As The Australian Bureau of Meteorology say that the eastern Pacific is in the early stages of a “substantial” El Nino event, the first in five years, we could also see a harsh winter for the UK, as during the last El Nino in 2009/10, Britain suffered heavy snowfall.
The El Nino is a warming of the Pacific Ocean as part of a complex cycle linking atmosphere and ocean and the phenomenon is known to disrupt weather patterns around the world, bringing wetter winters to the southwest US and droughts to northern Australia.The consequences of El Nino are much less clear for Europe and the UK.
Dr Allen, senior research fellow in the School of Earth, Atmospheric & Environmental Sciences at The University of Manchester said: “They have been measuring the sea surface temperatures in the Pacific for the past few months and they have noticed some changes. Just to be clear though this is a projection of what they think will happen, it is not yet definite. Currently there is not a strong El Nino but what they are saying is that by September they are expecting it to be.
“If that is the case then are several patterns we can expect. The US and Australia could suffer severe draughts. It will be much wetter than usual in South America in the past it has caused quite severe flooding.
“The impact on European UK weather conditions is harder to judge. There has never been a proven link between El Nino and the weather in our part of the world. All we can do is look back in the records to see what has happened. We are pretty sure it has an effect but it has been hard to prove.
“1997 was the last time we had a strong one, but there was also a weaker one in 2010. The weather in the winter of 2010 was extremely cold, in fact is was one of the coldest winters on record. And the summers the year after was much wetter than normal.

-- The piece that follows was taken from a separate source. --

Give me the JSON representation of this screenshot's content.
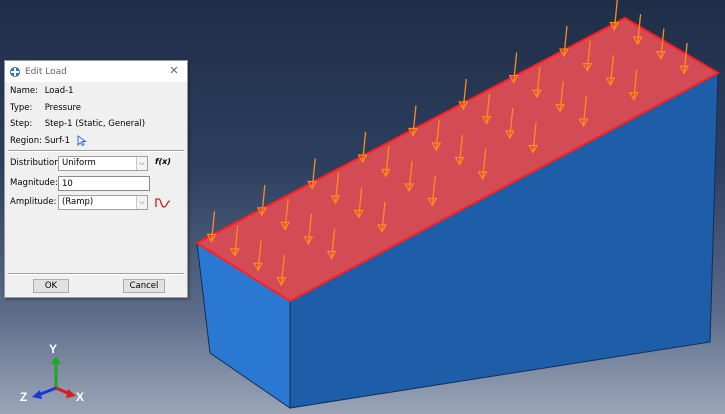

But those are just correlations. And if El Nino doesn’t kick in till September as predicted then we won’t feel the impact this summer.”